Italian Prime Minister Renzi officially resigns

By Marianne Arens
8 December 2016

Italian Prime Minister Matteo Renzi officially resigned his position Wednesday evening, but will remain in office until a new government is formed.

Renzi handed in his resignation on Monday after suffering a decisive loss in Sunday’s referendum on constitutional reform. President Sergio Mattarella “froze” the resignation until the second chamber of parliament, the Senate, approved the 2017 budget. This took place on Wednesday evening.

Beginning today at 6 p.m., Mattarella will lead talks with the heads of both parliamentary chambers and the leaders of the most important parties at his official residence until Saturday. The goal will be the swift formation of a transitional government. A potential candidate for prime minister is current Finance Minister Pier Carlo Padoan, who has close ties to the European Union (EU). Senate president Pietro Grasso was mentioned as an additional candidate.

Renzi proposed the formation of a “government of national responsibility” with the agreement of the major parties and failing this to hold new elections. He is staying on as chairman of the Democratic Party (PD) and could stand as their lead candidate in new elections.

The ultra-right Lega Nord, Silvio Berlusconi’s Forza Italia and Beppe Grillo’s Five Star Movement (M5S) have all spoken out against the technocratic government proposed by Renzi. They are calling for new elections to be held immediately. Lega Nord leader Matteo Salvini demonstrated in front of the Senate on Wednesday with signs reading “Voto Subito” (New elections now).

According to media reports, President Mattarella considers new elections to be “inconceivable” if the election law is not altered in advance, since two completely different electoral systems exist for the two parliamentary chambers. For the House of Representatives, the controversial “Italicum” policy applies, which was adopted in the summer and guarantees that the largest party will receive a majority of the seats. The Constitutional Court is set to rule on the constitutionality of this provision on 24 January. By contrast, a proportional representation system applies in the Senate, which benefits smaller parties. The failed constitutional reform proposed to largely do away with this chamber.

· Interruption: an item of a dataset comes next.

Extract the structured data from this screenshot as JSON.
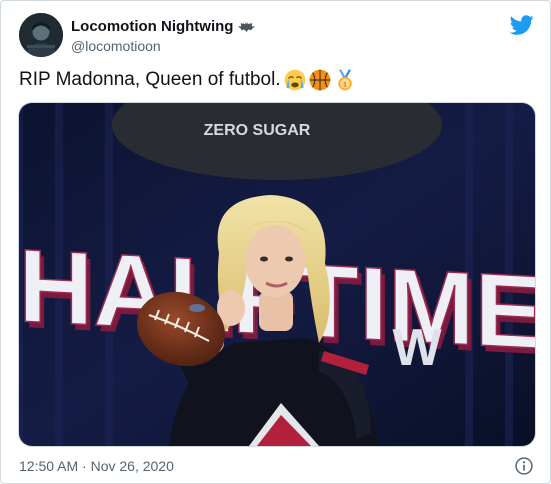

But it is not merely constitutional considerations which are encouraging the President to seek the formation of a government of technocrats rather than calling for new elections. Despite reassuring official reports, the Italian financial system is in a deep crisis. The banks are burdened with €360 billion in bad loans and must significantly increase their capital. Italy’s banking index has fallen by 47 percent since the beginning of the year. Shortly after the announcement of the referendum result, interest rates on Italian government debt shot up temporarily.

Important international financial institutions promised assistance ahead of the referendum if the constitutional reform was successful. The planned strengthening of the executive branch would have made it easier to restructure the banks at the expense of the working class. After the failure of the referendum, the international financial institutions withdrew their promises of capital.

The world’s oldest bank, Italy’s Monte dei Paschi de Siena, confronts imminent danger. It achieved the worst possible score in a review of its balance sheet by the EU in July and urgently requires a capital injection of €5 billion, which has now been called into question with the rejection of the constitutional reform.

A new government is therefore being demanded to prevent an uncontrolled banking crisis. International financial interests are applying immense pressure behind the scenes and expect that the future government—regardless of its composition—will participate in the rescue of the banks to the tune of billions of euros. But this could bring it into conflict with EU regulations.

Without delay, the Senate therefore agreed to the budget by 173 votes to 108 on Wednesday. The budget contains the same policies which the majority of Italians voted against on Sunday. It amounts to an intensification of Renzi’s policy of social cuts.

The budget provides just €1.6 billion for victims of earthquakes. This will fall well short of what is required to overcome the worst damage caused by three earthquakes over recent months.

In addition, €1.2 billion is set aside for “peace missions,” meaning military operations abroad. The budget also contains numerous tax exemptions for big business and proposes a sales tax increase of 0.9 percent from 2019. A number of increases in charges, which were met with stiff criticism, were delayed for two years.

The budget bears the hallmark of a neoliberal approach to social questions. In line with proposals raised in the United States, recipients will obtain welfare benefits in the form of “vouchers.” This will affect assistance with childcare costs, kindergarten fees and music lessons in school. Renzi’s education policy has already pushed the privatization of public schools.

A further ominous change concerns pensions: 63-year-olds are to be allowed to retire on a bank loan covered by their future pension wealth. This will make a further increase in old-age poverty inevitable.

The social crisis is assuming ever more terrible forms. According to the latest figures released on 5 December by statistics agency Istat, 17.5 million people are at or near the poverty line, amounting to one in four residents. Half of all families with three or more children are no longer in a position to meet the basic requirements of life, such as regular mealtimes, a roof over their head and medical care, at their current income levels.

Growing numbers of young people are leaving Italy to seek work elsewhere: 147,000 people emigrated last year; an increase of 8 percent compared to 2014.